Who’d have thought it? Radiohead’s Thom Yorke leading a “supergroup”. I bet old awkward-pants hates the term too. Yet the inclusion of Red Hot Chili Peppers bassist Flea, R.E.M./Beck drummer Joey Waronker and Radiohead producer Nigel Godrich in his new side project leaves us with no other term. Their album, Amok, is out on Feb 25 on XL. See them at Oval Space, east London, on Feb 22.
Having once notoriously announced that he hoped Albarn would die, you’re now more likely to see Noel Gallagher on stage with his old Blur nemesis than his brother Liam. They’ll appear together as part of the Gallagher curated Teenage Cancer Trust shows at the Royal Albert Hall on March 23.
TAYLOR SWIFT AND ED SHEERAN
She’s the heart-stoppingly glamorous American prom queen, right; he’s the Suffolk scruffbag who looks like he works in Games Workshop. They duet on a song on Swift’s latest album, the ballad Everything has Changed, and he’ll soon be singing it with her every night, supporting her March US tour.
Veteran of the grime scene Wiley is currently giving some gravitas to schoolgirls’ favourite Conor Maynard on the pair’s top 10 hit Animal. Wiley’s next album, The Ascent, is released on March 3 on Warner and is a riot of “feats” with guest stars including Emeli Sandé, Tulisa, Chip and Kano.

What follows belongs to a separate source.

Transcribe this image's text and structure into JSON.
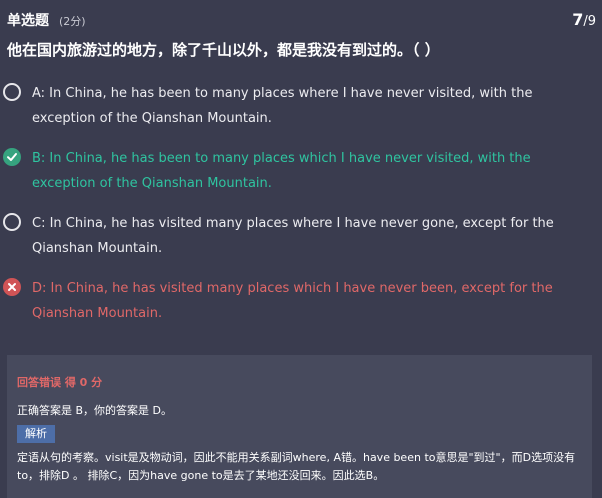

The space rockers are the star attraction at this year’s War Child charity Brits gig, which takes place just before the Brit Awards, on February 18 at Shepherd’s Bush Empire. Special guests are still to be announced but given that past shows have featured Wretch 32, and Coldplay welcoming Gary Barlow, Brandon Flowers of the Killers and Bono, it could be special.